Yet, deep thinking, in a Google sense, doesn’t mean just diving into a problem. Moore receives plenty of help. He has hired a combination of people whose expertise are in computer systems, as well as people who are heavy hitters in robotics, artificial intelligence and machine learning. While these concepts may be difficult for you to grasp, they provide him with two communities of deep thinkers, which he says have together come up with some of Google’s biggest successes.
A good example is Google’s ad targeting system. When they started in the advertising business, Google executives were worried that users would reject advertising because it represents not what users want to find, but what others want them to find. So, Google has developed a sophisticated approach to advertising that much of the population uses to find what they’re looking for. Moore’s team in Pittsburgh continues to work on refinements to the methods used in Google’s advertising prioritization programs to make those searches even better and faster. He brings up the case of somebody typing “tahoe” into the Google search field, and making sure that if the user wants to learn something about Chevy Tahoe, he sees results related to the vehicle; but for Lake Tahoe, he sees those related to the Nevada city.
Moore points out that if Google doesn’t feel there’s a high likelihood that an ad will match the right thought in your mind, there will be no ads on the page at all.
Similarly, when working on Google’s shopping capability, his team strives to provide complete information related to the product you desire—including specifications, images, prices and reviews—and to display it in a way that's easy to select the right resource. Importantly, Google doesn’t actually provide the information. It attempts to select information from other sources that are relevant and reliable. Moore says shopping doesn’t require the user to understand everything in the world, just what is most useful to make shopping easier.
One might think that doing this heavy thinking is Moore’s biggest challenge; but when asked, he didn’t hesitate, noting his biggest challenge is making sure the types of people he wants to hire are aware that he wants to hire them.
Fact is, with as big as Google has become, with its widespread fame and popularity, Moore believes that many people, even within a few miles of his growing Pittsburgh office, don’t know the office is there and that Google is looking for people.
He continues to hire people with backgrounds in computer science or related fields. Moore describes the hiring process as friendly but rigorous, typically involving interviews with a half-dozen people for one opening.
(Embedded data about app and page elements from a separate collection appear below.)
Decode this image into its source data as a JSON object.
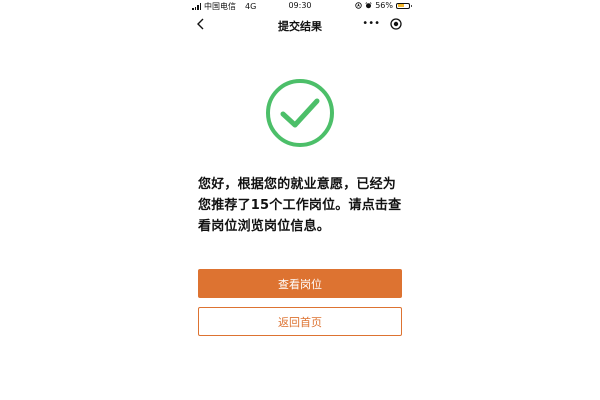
{
  "status_bar": {
    "carrier": "中国电信",
    "network": "4G",
    "time": "09:30",
    "battery_percent": "56%",
    "battery_level": 0.56,
    "icons": [
      "signal-icon",
      "location-icon",
      "alarm-icon",
      "battery-icon"
    ]
  },
  "nav": {
    "title": "提交结果",
    "back_icon": "chevron-left-icon",
    "more_label": "•••",
    "target_icon": "target-icon"
  },
  "result": {
    "icon": "check-circle-icon",
    "message": "您好，根据您的就业意愿，已经为您推荐了15个工作岗位。请点击查看岗位浏览岗位信息。"
  },
  "actions": {
    "primary_label": "查看岗位",
    "secondary_label": "返回首页"
  },
  "colors": {
    "accent": "#dd7331",
    "success": "#4cbf69",
    "battery": "#f3b82c"
  }
}
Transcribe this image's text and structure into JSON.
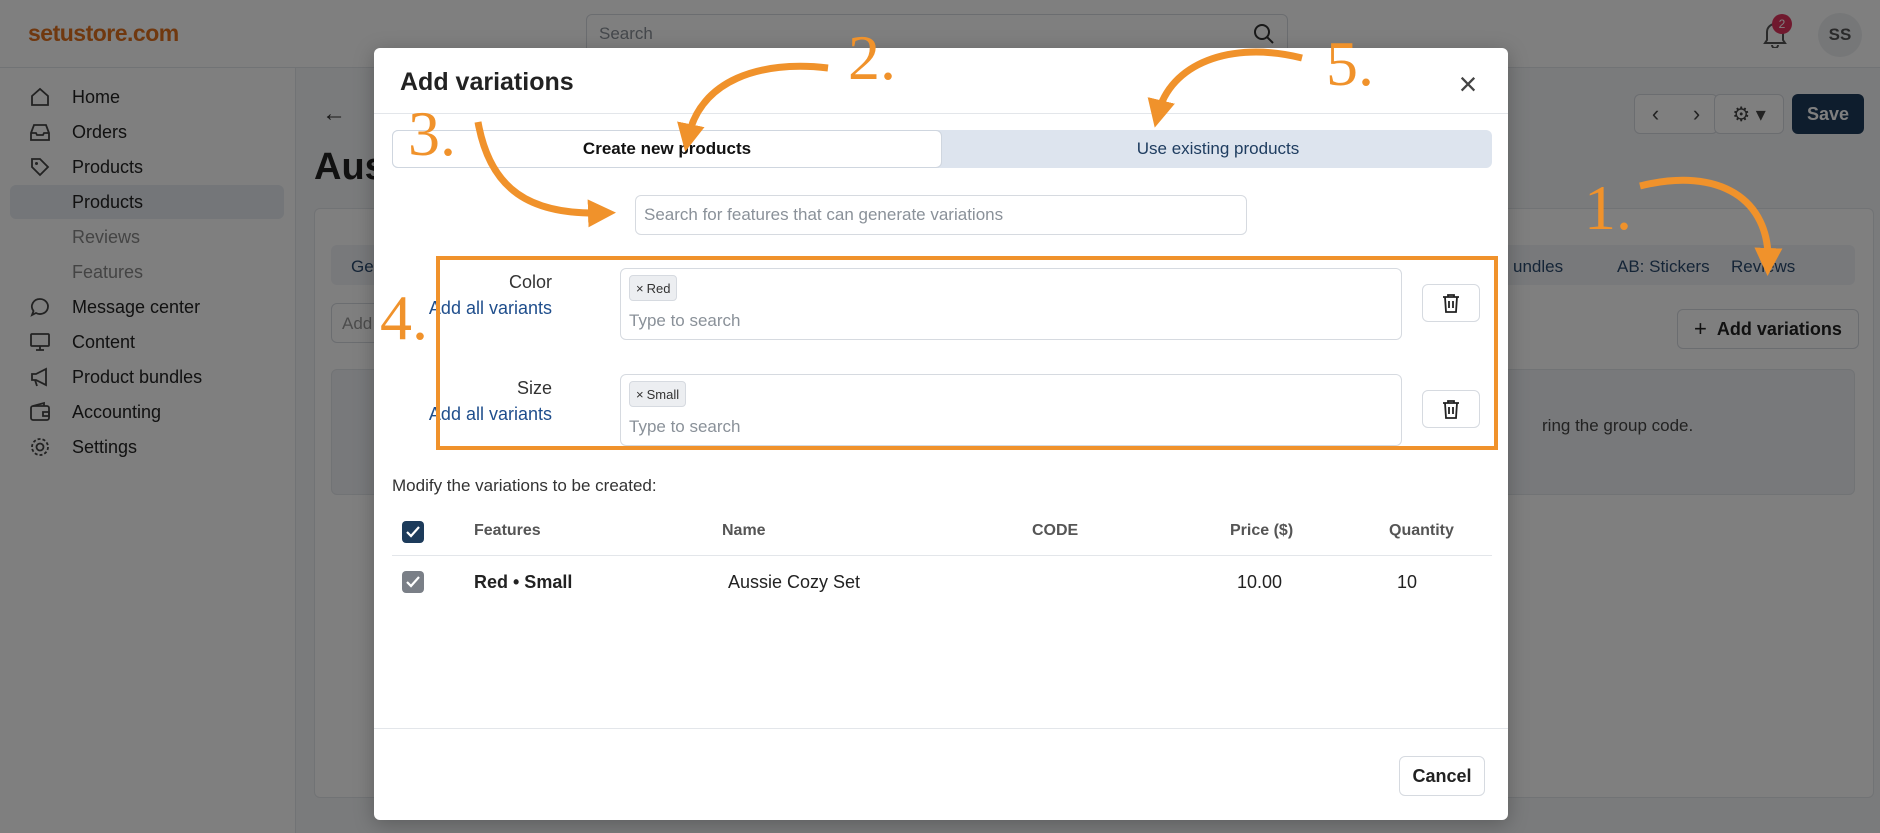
{
  "app": {
    "logo": "setustore.com",
    "search_placeholder": "Search",
    "notification_count": "2",
    "user_initials": "SS"
  },
  "sidebar": {
    "items": [
      {
        "label": "Home",
        "icon": "home-icon"
      },
      {
        "label": "Orders",
        "icon": "inbox-icon"
      },
      {
        "label": "Products",
        "icon": "tag-icon"
      },
      {
        "label": "Products",
        "icon": "",
        "sub": true,
        "active": true
      },
      {
        "label": "Reviews",
        "icon": "",
        "sub": true
      },
      {
        "label": "Features",
        "icon": "",
        "sub": true
      },
      {
        "label": "Message center",
        "icon": "chat-icon"
      },
      {
        "label": "Content",
        "icon": "monitor-icon"
      },
      {
        "label": "Product bundles",
        "icon": "megaphone-icon"
      },
      {
        "label": "Accounting",
        "icon": "wallet-icon"
      },
      {
        "label": "Settings",
        "icon": "gear-icon"
      }
    ]
  },
  "page": {
    "title": "Aus",
    "save_label": "Save",
    "tab_first": "Ge",
    "tab_bundles": "undles",
    "tab_stickers": "AB: Stickers",
    "tab_reviews": "Reviews",
    "add_input_placeholder": "Add",
    "add_variations_label": "Add variations",
    "info_text": "ring the group code."
  },
  "modal": {
    "title": "Add variations",
    "tab_create": "Create new products",
    "tab_existing": "Use existing products",
    "feature_search_placeholder": "Search for features that can generate variations",
    "features": [
      {
        "name": "Color",
        "add_all": "Add all variants",
        "tag": "Red",
        "input_placeholder": "Type to search"
      },
      {
        "name": "Size",
        "add_all": "Add all variants",
        "tag": "Small",
        "input_placeholder": "Type to search"
      }
    ],
    "modify_label": "Modify the variations to be created:",
    "table": {
      "headers": [
        "Features",
        "Name",
        "CODE",
        "Price ($)",
        "Quantity"
      ],
      "rows": [
        {
          "features": "Red • Small",
          "name": "Aussie Cozy Set",
          "code": "",
          "price": "10.00",
          "quantity": "10",
          "checked": true
        }
      ]
    },
    "cancel_label": "Cancel"
  },
  "annotations": {
    "steps": [
      "1.",
      "2.",
      "3.",
      "4.",
      "5."
    ],
    "color": "#f0922b"
  },
  "colors": {
    "brand": "#e0701f",
    "primary": "#1d3b5b",
    "link": "#1f4e8c",
    "annotation": "#f0922b"
  }
}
Google seeks people who are passionate about the product and, oh, who like to program software.
Once somebody is hired by Google, it may feel like he or she is drinking from the proverbial fire hose—exposed to lots of new ideas, both simple and complex and from many angles, much the way that Google’s search engine deals with the same type of big data.
So be comforted Google is doing it, so we don’t have to.